The BBC Academy offered a truly public service session entitled ‘Online and Social Media in TV,’ without mentioning any specific brands. Here the lesson for programme makers was that social media and online presence need to be ‘baked into the format’ of a programme and to speak in its voice. Downton Abbey was given as a model, as was Dr Who, which maintains fan attention even when the series is off the air. The advice was to avoid expensive bespoke apps or silly games and to rely on Facebook and Twitter as a default. Small indies who might struggle were advised to seek partners in reaching the 24 million users a day of Facebook in the United Kingdom.

At the television festival the previous year, a Netflix executive told delegates how his company used “taste based algorithms” to develop original programming for online subscription viewing. Ted Shandros tipped their forthcoming House of Cards as a new hit built on a new model. This year its star was fêted and its example universally admired.

Kevin Spacey’s MacTaggart Lecture avoided the warnings of the last two years. Instead of the admonitions we had from both Eric Schmidt and Elisabeth Murdoch, Spacey was accepting and approving:

“If you are watching a film on your television, is it no longer a film because you’re not watching it in the theatre? If you watch a TV show on your iPad is it no longer a TV show? The device and length are irrelevant,” he said. “The labels are useless — except perhaps to agents and managers and lawyers who use these labels to conduct business deals. For kids growing up now there’s no difference watching Avatar on an iPad or watching YouTube on a TV and watching Game of Thrones on their computer. It’s all content. It’s all story.”

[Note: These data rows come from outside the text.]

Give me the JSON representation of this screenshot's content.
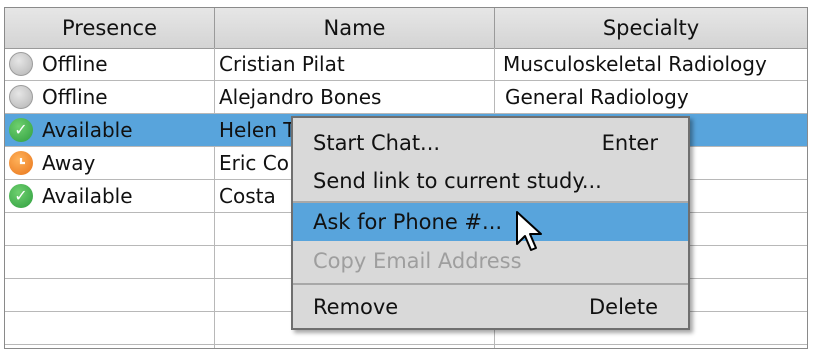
{
  "columns": [
    "Presence",
    "Name",
    "Specialty"
  ],
  "rows": [
    {
      "presence": "Offline",
      "status": "offline",
      "name": "Cristian Pilat",
      "specialty": "Musculoskeletal Radiology"
    },
    {
      "presence": "Offline",
      "status": "offline",
      "name": "Alejandro Bones",
      "specialty": "General Radiology"
    },
    {
      "presence": "Available",
      "status": "available",
      "name": "Helen T",
      "specialty": "",
      "selected": true
    },
    {
      "presence": "Away",
      "status": "away",
      "name": "Eric Co",
      "specialty": ""
    },
    {
      "presence": "Available",
      "status": "available",
      "name": "Costa",
      "specialty": ""
    }
  ],
  "context_menu": {
    "items": [
      {
        "label": "Start Chat...",
        "accelerator": "Enter"
      },
      {
        "label": "Send link to current study...",
        "accelerator": ""
      },
      {
        "label": "Ask for Phone #...",
        "accelerator": "",
        "hovered": true
      },
      {
        "label": "Copy Email Address",
        "accelerator": "",
        "disabled": true
      },
      {
        "label": "Remove",
        "accelerator": "Delete"
      }
    ]
  },
  "colors": {
    "selection": "#58a4dc",
    "available": "#2f9e3f",
    "away": "#e8751b",
    "offline": "#b4b4b4"
  },
  "icons": {
    "available": "check-mark",
    "away": "clock-hand",
    "offline": "empty-circle",
    "cursor": "arrow-pointer"
  }
}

Let the talent flourish and all else follows was the line of the first actor to speak from the McTaggart podium. Television is in a new golden age, aided, not hindered, by the new distribution possibilities.

Recounting his experience of pitching the remake of House of Cards he said all the American television networks wanted a pilot. “Netflix was the only network that said: ‘We believe in you. We’ve run our data and it tells us our audience would watch this series. We don’t need you to do a pilot. How many episodes do you want to do?'”

By comparison, he said, last year 113 pilots were made, 35 of those went to air, 13 were renewed and there are not many of those left. This year, 146 pilots were shot, 56 have gone to series and we do not know the outcome of those yet. The cost of these pilots is around 300-400 million dollars a year.

He said the Netflix model of releasing the entire season of House of Cards at once has proved one thing — the audience wants control. “The challenge is can we create an environment where executives, those who live in data and numbers, are emboldened and empowered to take risks, experiment and be prepared to fail by aiming higher rather than playing safe?”

The morning after the opening party, bad tempers were on display at the session on Big Data. More than a little scepticism came from television folk: What was it? How was it different from BARB panel data? What were examples of using it to make editorial or creative decisions? To be fair, aside from some generalisations about the shopping habits of Tesco Club Card holders, there was no meat. It might have been interesting to hear from Netflix what data it used to decide to recommission Hemlock Grove when conventional wisdom would have killed it off, or to hear what precise data they used to decide to green light House of Cards.

Certainly it was good to see what is happening around the edges of traditional broadcast television, to celebrate a headline success from the new world in House of Cards which broadcasters could understand and relate to. It was important to be reminded that whatever the delivery technology, talent is crucial. Television can be easily promoted using social media and content developed, researched and distributed online but good ideas and raw talent will always be needed.

Highlights of the Guardian Edinburgh International Television Festival, including Kevin Spacey’s speech, are available on YouTube.